City’s mask mandate to be extended through at least Dec. 2
Vicksburg Mayor George Flaggs Jr. made official what he had alluded to for weeks Friday when he said the city’s mask mandate will continue through at least Dec. 2.
Flaggs said the mandate has been the most effective tool thus far in slowing the spread of the COVID-19 virus.
“According to all the medical experts I have talked with, and all that I have read, wearing masks is making a difference,” Flaggs said. “It makes no sense to stop utilizing the masks when we know for a fact that it is working in Vicksburg. Look at our numbers.”
At a time when new COVID-19 cases have been on the rise in Mississippi, forcing Gov. Tate Reeves and state medical officials to impose more restrictions on a number of targeted counties, Warren County has stood out. Numbers over the past two weeks have remained low, and as of Friday the county has reported an average of just 4.2 cases per day in that span.
The two-week totals and averages are the key factors state health officials have used in targeting counties as potential hot spots. Reeves recently said those counties that have reported 200 new cases over a two-week period or have a new case rate of more than 500 per 100,000 residents could be considered hot spots.
Warren County over the past two weeks has reported 60 cases and has a ratio of 123 cases per 100,000 residents.
Flaggs gave credit to Vicksburg’s residents, as well as the mask mandate and other measures included in the city’s civil emergency order, as working in conjunction to curtail the spread of the virus.
“The participation of our people in the community has been fantastic. They are doing what they are supposed to be doing,” he said. “I could not have asked for a better city, better cooperation, and that is why I believe we are a model for the rest of the state.”
In addition to extending the mask mandate through at least Dec. 2, Flaggs also said many of the existing orders will also continue.
The mask mandate will continue to require anyone entering a business or public building, or where social distancing is not possible, to wear a mask.
Retail businesses and restaurants can continue to operate at 100 percent of capacity if social distancing can be maintained. Bars, too, can operate at 100 percent of capacity but must stop serving alcohol by 11 p.m. and close by midnight. They also must continue to serve only those who are seated and tables are limited to 10 people.
Gyms and fitness centers must still require face coverings and operate at no more than 75 percent of capacity.
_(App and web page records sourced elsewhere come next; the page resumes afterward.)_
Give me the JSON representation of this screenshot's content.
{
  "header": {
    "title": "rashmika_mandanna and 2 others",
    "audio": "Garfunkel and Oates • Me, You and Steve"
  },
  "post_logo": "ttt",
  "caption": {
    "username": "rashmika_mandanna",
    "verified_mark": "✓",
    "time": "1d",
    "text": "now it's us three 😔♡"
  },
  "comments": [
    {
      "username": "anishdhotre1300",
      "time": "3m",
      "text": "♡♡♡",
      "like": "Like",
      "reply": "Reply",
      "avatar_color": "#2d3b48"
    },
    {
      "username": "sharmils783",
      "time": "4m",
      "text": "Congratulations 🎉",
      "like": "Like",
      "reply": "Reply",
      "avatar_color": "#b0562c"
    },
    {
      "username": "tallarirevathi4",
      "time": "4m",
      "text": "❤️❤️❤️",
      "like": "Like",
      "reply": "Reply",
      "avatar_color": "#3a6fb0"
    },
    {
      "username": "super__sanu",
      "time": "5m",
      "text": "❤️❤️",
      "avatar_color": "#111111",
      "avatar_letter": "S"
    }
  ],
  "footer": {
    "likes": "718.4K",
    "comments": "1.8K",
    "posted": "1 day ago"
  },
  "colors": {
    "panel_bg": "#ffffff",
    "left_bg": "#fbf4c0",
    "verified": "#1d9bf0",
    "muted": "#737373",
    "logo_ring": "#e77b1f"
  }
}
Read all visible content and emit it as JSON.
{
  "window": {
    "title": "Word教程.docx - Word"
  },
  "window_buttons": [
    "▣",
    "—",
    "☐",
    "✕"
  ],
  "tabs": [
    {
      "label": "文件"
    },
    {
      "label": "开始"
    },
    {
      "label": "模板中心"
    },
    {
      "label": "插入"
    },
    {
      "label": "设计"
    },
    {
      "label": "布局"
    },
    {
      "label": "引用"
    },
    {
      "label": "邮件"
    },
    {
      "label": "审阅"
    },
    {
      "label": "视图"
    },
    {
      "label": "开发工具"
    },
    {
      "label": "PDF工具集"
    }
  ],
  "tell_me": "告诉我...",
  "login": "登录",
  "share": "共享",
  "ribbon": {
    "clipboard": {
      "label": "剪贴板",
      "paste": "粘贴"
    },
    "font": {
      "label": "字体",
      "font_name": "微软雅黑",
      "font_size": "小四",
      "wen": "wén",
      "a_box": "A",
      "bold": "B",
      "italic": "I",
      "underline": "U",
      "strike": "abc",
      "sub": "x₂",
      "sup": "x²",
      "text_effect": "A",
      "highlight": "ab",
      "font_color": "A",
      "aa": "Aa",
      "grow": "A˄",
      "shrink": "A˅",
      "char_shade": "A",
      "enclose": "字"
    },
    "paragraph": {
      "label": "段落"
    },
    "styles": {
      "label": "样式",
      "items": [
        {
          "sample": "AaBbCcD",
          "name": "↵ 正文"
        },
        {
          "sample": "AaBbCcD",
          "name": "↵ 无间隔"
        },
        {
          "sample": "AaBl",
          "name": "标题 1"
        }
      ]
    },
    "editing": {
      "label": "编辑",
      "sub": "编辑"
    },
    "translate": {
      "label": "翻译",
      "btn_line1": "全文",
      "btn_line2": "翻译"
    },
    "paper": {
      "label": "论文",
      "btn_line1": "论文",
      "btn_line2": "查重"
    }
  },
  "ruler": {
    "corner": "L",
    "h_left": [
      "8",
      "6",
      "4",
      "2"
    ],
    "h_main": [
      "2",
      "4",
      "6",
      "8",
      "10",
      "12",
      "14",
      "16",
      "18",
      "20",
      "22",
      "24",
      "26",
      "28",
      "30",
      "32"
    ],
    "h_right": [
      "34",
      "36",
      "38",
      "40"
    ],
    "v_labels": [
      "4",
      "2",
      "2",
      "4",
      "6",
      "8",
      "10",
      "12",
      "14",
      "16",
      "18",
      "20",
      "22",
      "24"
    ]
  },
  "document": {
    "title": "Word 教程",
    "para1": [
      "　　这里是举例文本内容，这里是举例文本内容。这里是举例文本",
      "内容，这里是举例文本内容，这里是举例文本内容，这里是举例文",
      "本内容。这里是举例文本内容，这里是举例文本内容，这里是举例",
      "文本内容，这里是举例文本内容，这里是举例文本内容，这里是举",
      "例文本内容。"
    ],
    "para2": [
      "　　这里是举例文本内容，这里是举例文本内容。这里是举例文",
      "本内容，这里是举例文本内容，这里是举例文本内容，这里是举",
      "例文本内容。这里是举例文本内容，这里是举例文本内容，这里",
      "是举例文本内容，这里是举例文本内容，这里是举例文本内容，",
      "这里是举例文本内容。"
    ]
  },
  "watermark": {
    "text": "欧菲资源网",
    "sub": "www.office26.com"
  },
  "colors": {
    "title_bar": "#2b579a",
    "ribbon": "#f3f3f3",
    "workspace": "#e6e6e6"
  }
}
Movie theaters are allowed — and encouraged — to operate with no more than 75 percent capacity.
In those cases, hand sanitizer must be available at entrances and exits.
Dance studios, libraries, museums, indoor and outdoor recreation facilities and places of amusement must require masks and can operate at 100 percent of capacity if social distancing can be maintained.
Reception halls and convention centers can return to 100 percent capacity as long as social distancing can be maintained. For seated meals, there should be at least six feet between tables and a maximum of 10 people per table.
The city is encouraging funerals to be held graveside, but they may be held at a church or funeral home at 11 a.m. or 2 p.m. The City Auditorium is also available to accommodate funeral services.
If those services are for someone who died as a result of COVID-19, the auditorium can be used for “one-half of the regular auditorium fee.”
The juvenile curfew will remain in place. That curfew begins each evening at 7:30 p.m. and continues through 7:30 a.m.
The special law enforcement task force, which increases the number of department personnel beginning each Thursday at 7 p.m. and continuing through Monday at 7 a.m.